On March 18th, I made an instagram account called @quaranz1n3. The bio of the account (used to) read (as it is closed for submissions now), “A QuaranZine for you to send your words, your art, your music, your videos, your scribbles, your to-do lists, your recipes, your jokes, your laments, your confessions, you.” I feel as though that summed up the point pretty well. People on Instagram started submitting, first a poem from one of my friends at Stanford, then a sketch by an anonymous direct messenger, then a video mashup of a friend doing a dance in her bedroom. The submissions continued to roll in—small poems on the boxes of take-out food, clean rooms, paintings, songs, recipes, even a photo of a roll of toilet paper left on someone’s car.
Right now, the Zine is solely based on Instagram, and I feel as though it works very well there.
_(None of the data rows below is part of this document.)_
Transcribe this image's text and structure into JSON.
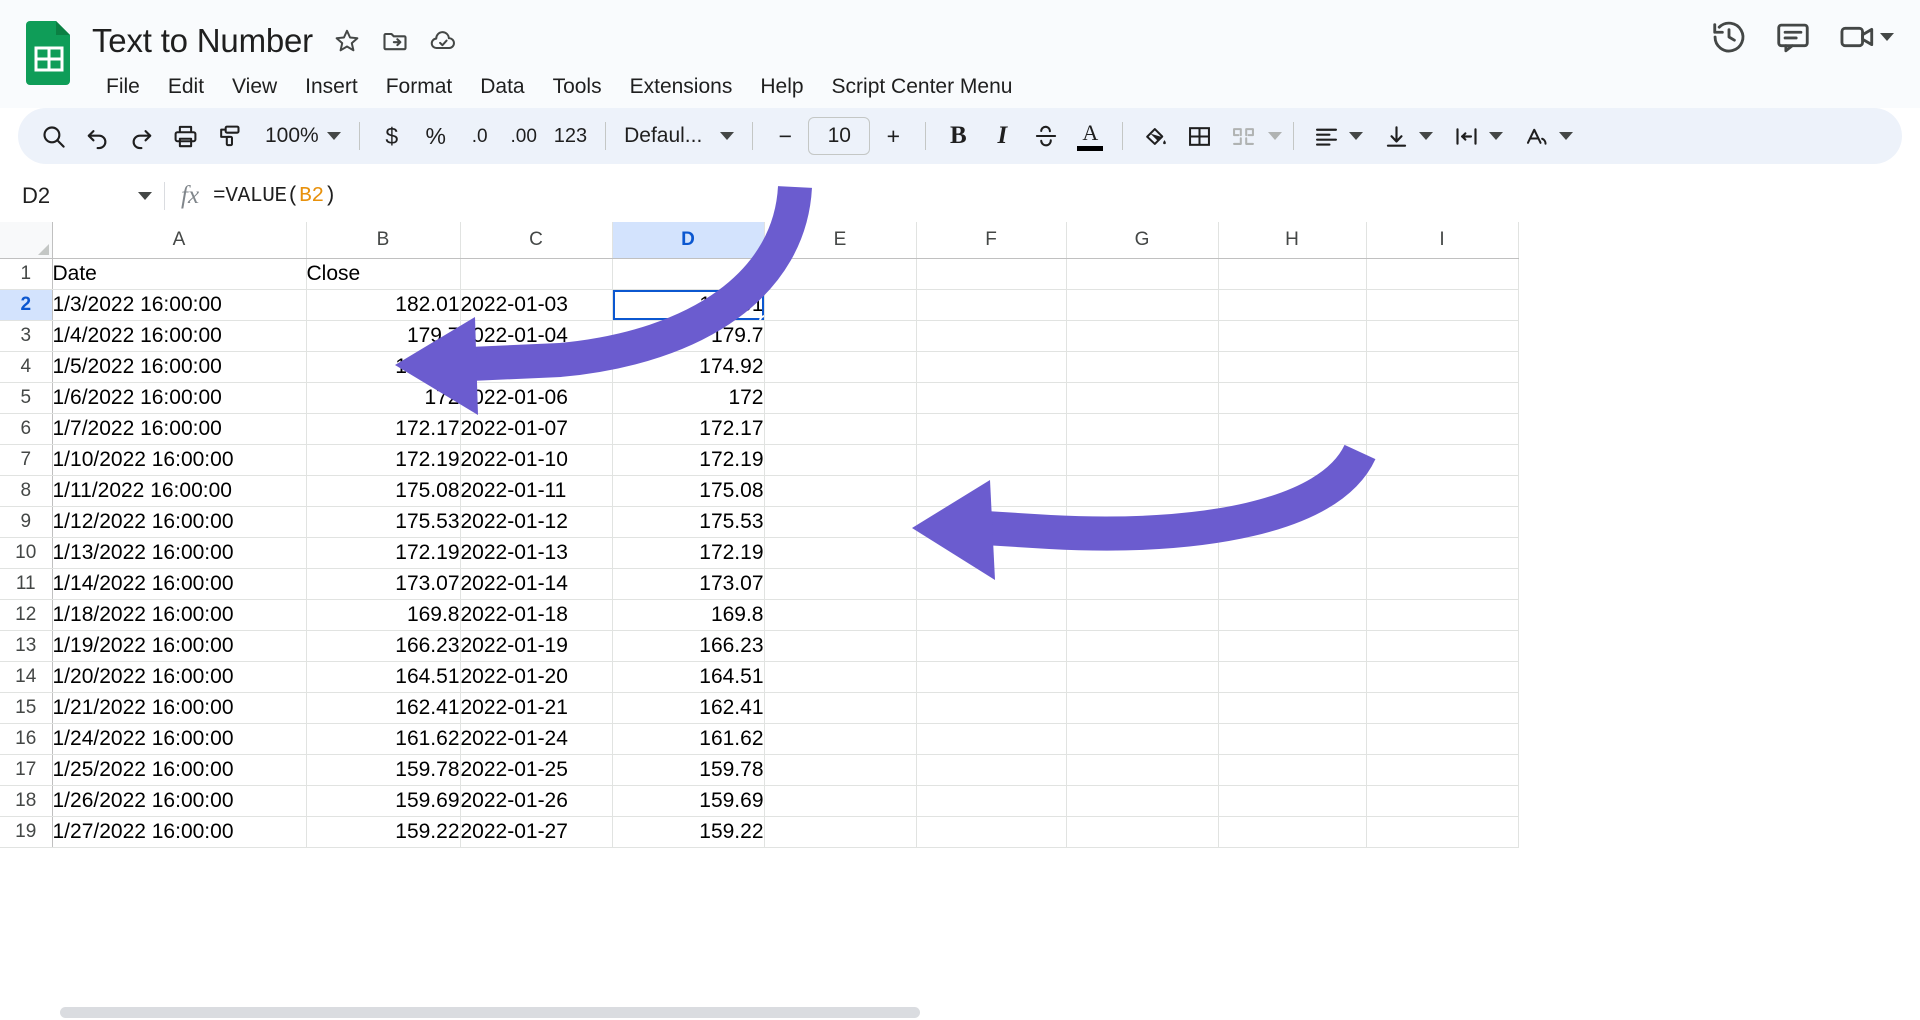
{
  "header": {
    "doc_title": "Text to Number",
    "app_icon": "sheets-icon",
    "title_icons": [
      {
        "name": "star-icon",
        "label": "Star"
      },
      {
        "name": "move-to-folder-icon",
        "label": "Move"
      },
      {
        "name": "cloud-saved-icon",
        "label": "Saved to Drive"
      }
    ],
    "menus": [
      "File",
      "Edit",
      "View",
      "Insert",
      "Format",
      "Data",
      "Tools",
      "Extensions",
      "Help",
      "Script Center Menu"
    ],
    "right_icons": [
      {
        "name": "version-history-icon",
        "label": "Last edit"
      },
      {
        "name": "comment-icon",
        "label": "Open comment history"
      },
      {
        "name": "meet-camera-icon",
        "label": "Join a call"
      }
    ]
  },
  "toolbar": {
    "search_label": "Search",
    "undo_label": "Undo",
    "redo_label": "Redo",
    "print_label": "Print",
    "paint_format_label": "Paint format",
    "zoom_value": "100%",
    "currency_label": "$",
    "percent_label": "%",
    "decimal_decrease_label": ".0",
    "decimal_increase_label": ".00",
    "number_format_label": "123",
    "font_name": "Defaul...",
    "font_decrease_label": "−",
    "font_size": "10",
    "font_increase_label": "+",
    "bold_label": "B",
    "italic_label": "I",
    "strikethrough_label": "S",
    "text_color_label": "A",
    "fill_color_label": "Fill color",
    "borders_label": "Borders",
    "merge_label": "Merge cells",
    "halign_label": "Horizontal align",
    "valign_label": "Vertical align",
    "wrap_label": "Text wrapping",
    "rotate_label": "Text rotation"
  },
  "formula_bar": {
    "name_box": "D2",
    "fx_label": "fx",
    "formula_prefix": "=VALUE(",
    "formula_ref": "B2",
    "formula_suffix": ")"
  },
  "grid": {
    "columns": [
      "A",
      "B",
      "C",
      "D",
      "E",
      "F",
      "G",
      "H",
      "I"
    ],
    "active_column": "D",
    "active_row": "2",
    "selected_cell": "D2",
    "rows": [
      {
        "n": "1",
        "A": "Date",
        "B": "Close",
        "C": "",
        "D": ""
      },
      {
        "n": "2",
        "A": "1/3/2022 16:00:00",
        "B": "182.01",
        "C": "2022-01-03",
        "D": "182.01"
      },
      {
        "n": "3",
        "A": "1/4/2022 16:00:00",
        "B": "179.7",
        "C": "2022-01-04",
        "D": "179.7"
      },
      {
        "n": "4",
        "A": "1/5/2022 16:00:00",
        "B": "174.92",
        "C": "2022-01-05",
        "D": "174.92"
      },
      {
        "n": "5",
        "A": "1/6/2022 16:00:00",
        "B": "172",
        "C": "2022-01-06",
        "D": "172"
      },
      {
        "n": "6",
        "A": "1/7/2022 16:00:00",
        "B": "172.17",
        "C": "2022-01-07",
        "D": "172.17"
      },
      {
        "n": "7",
        "A": "1/10/2022 16:00:00",
        "B": "172.19",
        "C": "2022-01-10",
        "D": "172.19"
      },
      {
        "n": "8",
        "A": "1/11/2022 16:00:00",
        "B": "175.08",
        "C": "2022-01-11",
        "D": "175.08"
      },
      {
        "n": "9",
        "A": "1/12/2022 16:00:00",
        "B": "175.53",
        "C": "2022-01-12",
        "D": "175.53"
      },
      {
        "n": "10",
        "A": "1/13/2022 16:00:00",
        "B": "172.19",
        "C": "2022-01-13",
        "D": "172.19"
      },
      {
        "n": "11",
        "A": "1/14/2022 16:00:00",
        "B": "173.07",
        "C": "2022-01-14",
        "D": "173.07"
      },
      {
        "n": "12",
        "A": "1/18/2022 16:00:00",
        "B": "169.8",
        "C": "2022-01-18",
        "D": "169.8"
      },
      {
        "n": "13",
        "A": "1/19/2022 16:00:00",
        "B": "166.23",
        "C": "2022-01-19",
        "D": "166.23"
      },
      {
        "n": "14",
        "A": "1/20/2022 16:00:00",
        "B": "164.51",
        "C": "2022-01-20",
        "D": "164.51"
      },
      {
        "n": "15",
        "A": "1/21/2022 16:00:00",
        "B": "162.41",
        "C": "2022-01-21",
        "D": "162.41"
      },
      {
        "n": "16",
        "A": "1/24/2022 16:00:00",
        "B": "161.62",
        "C": "2022-01-24",
        "D": "161.62"
      },
      {
        "n": "17",
        "A": "1/25/2022 16:00:00",
        "B": "159.78",
        "C": "2022-01-25",
        "D": "159.78"
      },
      {
        "n": "18",
        "A": "1/26/2022 16:00:00",
        "B": "159.69",
        "C": "2022-01-26",
        "D": "159.69"
      },
      {
        "n": "19",
        "A": "1/27/2022 16:00:00",
        "B": "159.22",
        "C": "2022-01-27",
        "D": "159.22"
      }
    ]
  },
  "annotations": {
    "arrow_color": "#6b5ccf",
    "arrows": [
      {
        "name": "arrow-to-number-format",
        "points_to": "number-format-toolbar"
      },
      {
        "name": "arrow-to-converted-values",
        "points_to": "column-d-values"
      }
    ]
  }
}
Before I closed submissions in order to start working on the ‘zine’ version of the zine, people could easily submit all forms of ‘art’ on this extremely accessible platform. I am so proud of the submissions I’ve received and the joy that the page has helped spread. My next step— ‘true’ zine—I’ll be assembling every submission into a hodge podge of feelings and expression, where each piece of art can be featured and saved. I hope it can be a memento of what people did during this time, even though it is far from over yet. Let’s hope that there won’t be a need for a Quaranzine 2.0.
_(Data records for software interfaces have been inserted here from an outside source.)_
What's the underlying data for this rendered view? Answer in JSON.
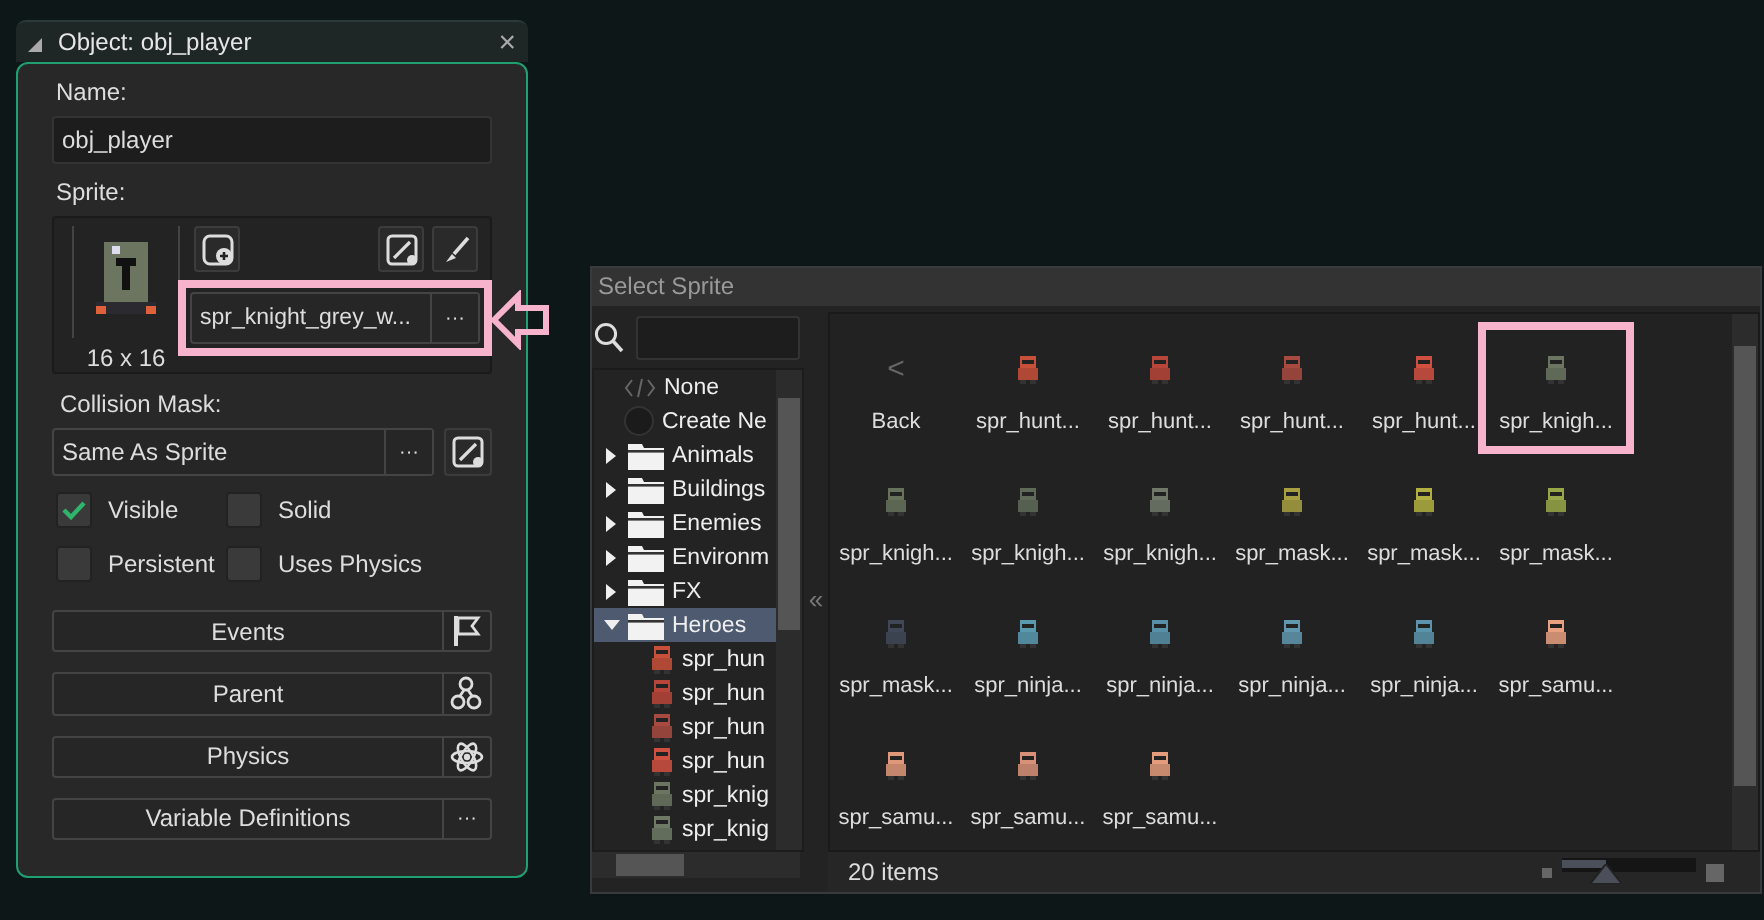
{
  "object_window": {
    "title": "Object: obj_player",
    "close": "×"
  },
  "name": {
    "label": "Name:",
    "value": "obj_player"
  },
  "sprite": {
    "label": "Sprite:",
    "size": "16 x 16",
    "value": "spr_knight_grey_w...",
    "more": "···",
    "highlighted": true,
    "color": "#6b7560"
  },
  "collision_mask": {
    "label": "Collision Mask:",
    "value": "Same As Sprite",
    "more": "···"
  },
  "checkboxes": [
    {
      "label": "Visible",
      "checked": true
    },
    {
      "label": "Solid",
      "checked": false
    },
    {
      "label": "Persistent",
      "checked": false
    },
    {
      "label": "Uses Physics",
      "checked": false
    }
  ],
  "buttons": [
    {
      "label": "Events",
      "kind": "flag"
    },
    {
      "label": "Parent",
      "kind": "tree"
    },
    {
      "label": "Physics",
      "kind": "atom"
    },
    {
      "label": "Variable Definitions",
      "kind": "more",
      "text": "···"
    }
  ],
  "select_sprite": {
    "title": "Select Sprite",
    "collapse": "«",
    "tree": [
      {
        "kind": "none",
        "label": "None"
      },
      {
        "kind": "create",
        "label": "Create Ne"
      },
      {
        "kind": "folder",
        "label": "Animals",
        "expanded": false,
        "selected": false
      },
      {
        "kind": "folder",
        "label": "Buildings",
        "expanded": false,
        "selected": false
      },
      {
        "kind": "folder",
        "label": "Enemies",
        "expanded": false,
        "selected": false
      },
      {
        "kind": "folder",
        "label": "Environm",
        "expanded": false,
        "selected": false
      },
      {
        "kind": "folder",
        "label": "FX",
        "expanded": false,
        "selected": false
      },
      {
        "kind": "folder",
        "label": "Heroes",
        "expanded": true,
        "selected": true,
        "children": [
          {
            "kind": "sprite",
            "label": "spr_hun",
            "color": "#c8503a"
          },
          {
            "kind": "sprite",
            "label": "spr_hun",
            "color": "#b8453a"
          },
          {
            "kind": "sprite",
            "label": "spr_hun",
            "color": "#a84a40"
          },
          {
            "kind": "sprite",
            "label": "spr_hun",
            "color": "#d05040"
          },
          {
            "kind": "sprite",
            "label": "spr_knig",
            "color": "#6b7560"
          },
          {
            "kind": "sprite",
            "label": "spr_knig",
            "color": "#6f7a66"
          }
        ]
      }
    ],
    "grid": [
      {
        "kind": "back",
        "label": "Back",
        "glyph": "<"
      },
      {
        "kind": "sprite",
        "label": "spr_hunt...",
        "color": "#c8503a",
        "highlighted": false
      },
      {
        "kind": "sprite",
        "label": "spr_hunt...",
        "color": "#b8453a",
        "highlighted": false
      },
      {
        "kind": "sprite",
        "label": "spr_hunt...",
        "color": "#a84a40",
        "highlighted": false
      },
      {
        "kind": "sprite",
        "label": "spr_hunt...",
        "color": "#d05040",
        "highlighted": false
      },
      {
        "kind": "sprite",
        "label": "spr_knigh...",
        "color": "#6b7560",
        "highlighted": true
      },
      {
        "kind": "sprite",
        "label": "spr_knigh...",
        "color": "#66725c",
        "highlighted": false
      },
      {
        "kind": "sprite",
        "label": "spr_knigh...",
        "color": "#5f6b58",
        "highlighted": false
      },
      {
        "kind": "sprite",
        "label": "spr_knigh...",
        "color": "#70786a",
        "highlighted": false
      },
      {
        "kind": "sprite",
        "label": "spr_mask...",
        "color": "#a8a040",
        "highlighted": false
      },
      {
        "kind": "sprite",
        "label": "spr_mask...",
        "color": "#b0b040",
        "highlighted": false
      },
      {
        "kind": "sprite",
        "label": "spr_mask...",
        "color": "#98a848",
        "highlighted": false
      },
      {
        "kind": "sprite",
        "label": "spr_mask...",
        "color": "#404858",
        "highlighted": false
      },
      {
        "kind": "sprite",
        "label": "spr_ninja...",
        "color": "#5a9ab0",
        "highlighted": false
      },
      {
        "kind": "sprite",
        "label": "spr_ninja...",
        "color": "#5890a8",
        "highlighted": false
      },
      {
        "kind": "sprite",
        "label": "spr_ninja...",
        "color": "#6098b0",
        "highlighted": false
      },
      {
        "kind": "sprite",
        "label": "spr_ninja...",
        "color": "#5a94ac",
        "highlighted": false
      },
      {
        "kind": "sprite",
        "label": "spr_samu...",
        "color": "#e8a080",
        "highlighted": false
      },
      {
        "kind": "sprite",
        "label": "spr_samu...",
        "color": "#e0987a",
        "highlighted": false
      },
      {
        "kind": "sprite",
        "label": "spr_samu...",
        "color": "#d89078",
        "highlighted": false
      },
      {
        "kind": "sprite",
        "label": "spr_samu...",
        "color": "#e49c7c",
        "highlighted": false
      }
    ],
    "status": "20 items",
    "zoom": {
      "level": 0.33
    }
  }
}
Please visit the rest of the quaranzine on their instagram account! It features more than 100+ posts that surround content such as poems, songs, dances, recipes, paintings, collages, drawings, and even tracks the development of the BLM movement during the pandemic as well! Thank you again Marie for sharing your zine with us!